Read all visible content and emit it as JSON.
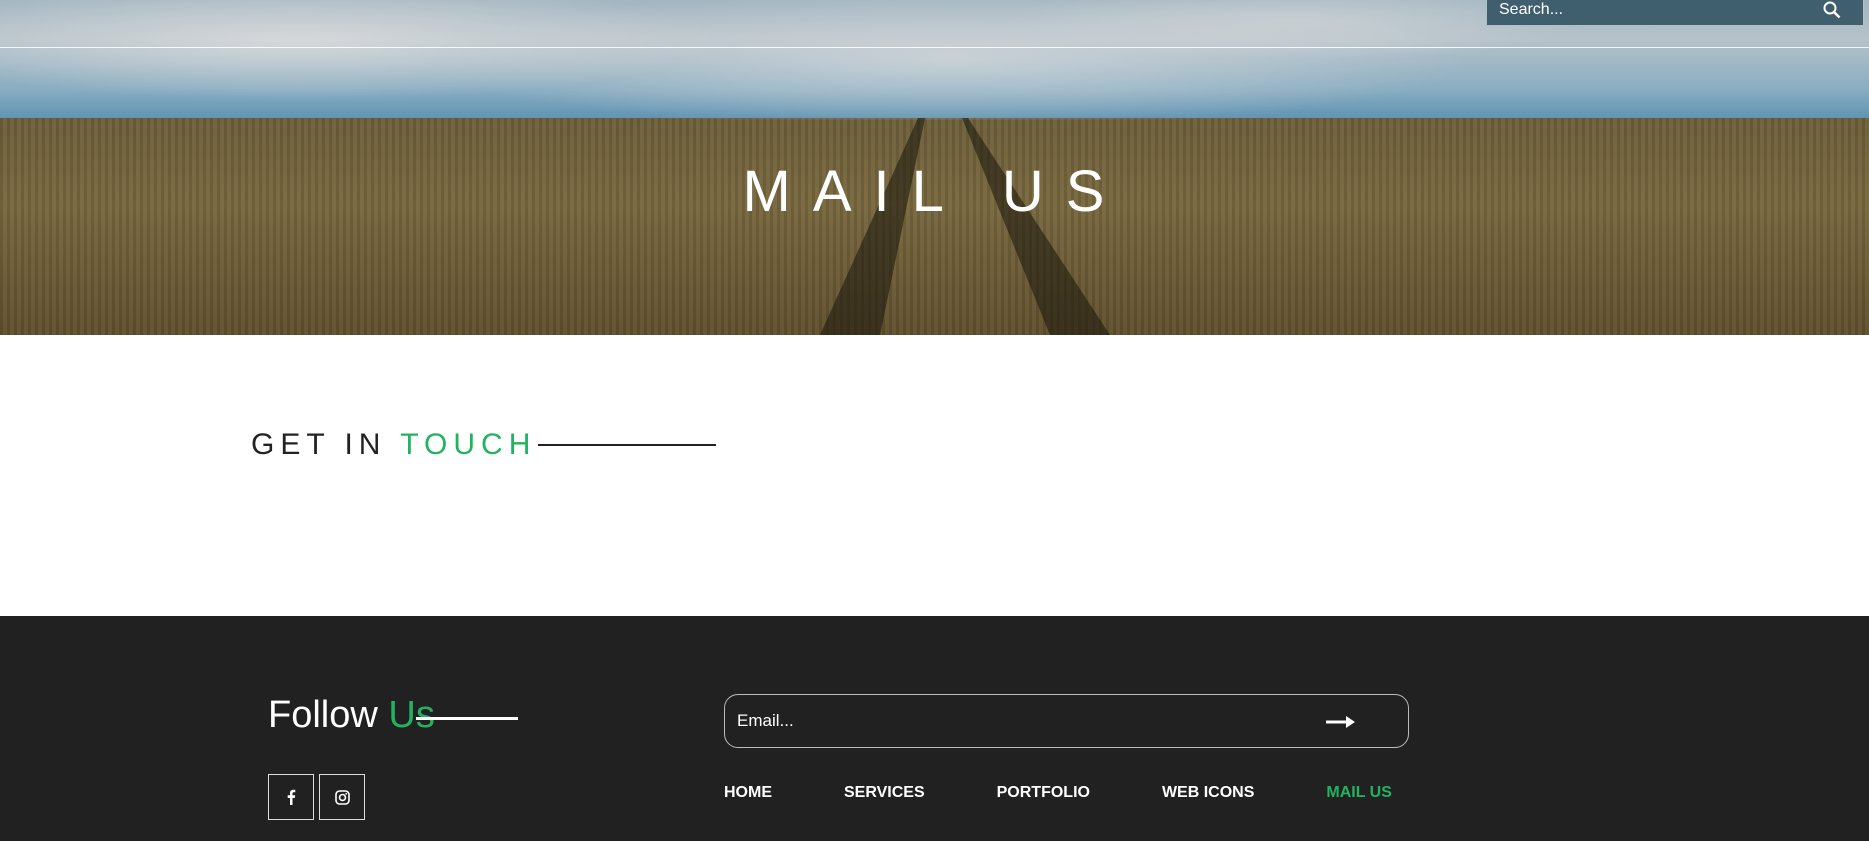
{
  "header": {
    "search": {
      "placeholder": "Search...",
      "icon": "search-icon"
    }
  },
  "hero": {
    "title": "MAIL US"
  },
  "contact": {
    "heading_plain": "GET IN ",
    "heading_accent": "TOUCH"
  },
  "footer": {
    "follow_plain": "Follow ",
    "follow_accent": "Us",
    "socials": [
      {
        "icon": "facebook-icon"
      },
      {
        "icon": "instagram-icon"
      }
    ],
    "email": {
      "placeholder": "Email...",
      "submit_icon": "arrow-right-icon"
    },
    "nav": [
      {
        "label": "HOME",
        "active": false
      },
      {
        "label": "SERVICES",
        "active": false
      },
      {
        "label": "PORTFOLIO",
        "active": false
      },
      {
        "label": "WEB ICONS",
        "active": false
      },
      {
        "label": "MAIL US",
        "active": true
      }
    ]
  },
  "colors": {
    "accent": "#22b35f",
    "footer_bg": "#212121",
    "text_dark": "#222222"
  }
}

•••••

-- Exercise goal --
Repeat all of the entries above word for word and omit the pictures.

-- Answer for the task --
Read all visible content and emit it as JSON.
{
  "header": {
    "search": {
      "placeholder": "Search...",
      "icon": "search-icon"
    }
  },
  "hero": {
    "title": "MAIL US"
  },
  "contact": {
    "heading_plain": "GET IN ",
    "heading_accent": "TOUCH"
  },
  "footer": {
    "follow_plain": "Follow ",
    "follow_accent": "Us",
    "socials": [
      {
        "icon": "facebook-icon"
      },
      {
        "icon": "instagram-icon"
      }
    ],
    "email": {
      "placeholder": "Email...",
      "submit_icon": "arrow-right-icon"
    },
    "nav": [
      {
        "label": "HOME",
        "active": false
      },
      {
        "label": "SERVICES",
        "active": false
      },
      {
        "label": "PORTFOLIO",
        "active": false
      },
      {
        "label": "WEB ICONS",
        "active": false
      },
      {
        "label": "MAIL US",
        "active": true
      }
    ]
  },
  "colors": {
    "accent": "#22b35f",
    "footer_bg": "#212121",
    "text_dark": "#222222"
  }
}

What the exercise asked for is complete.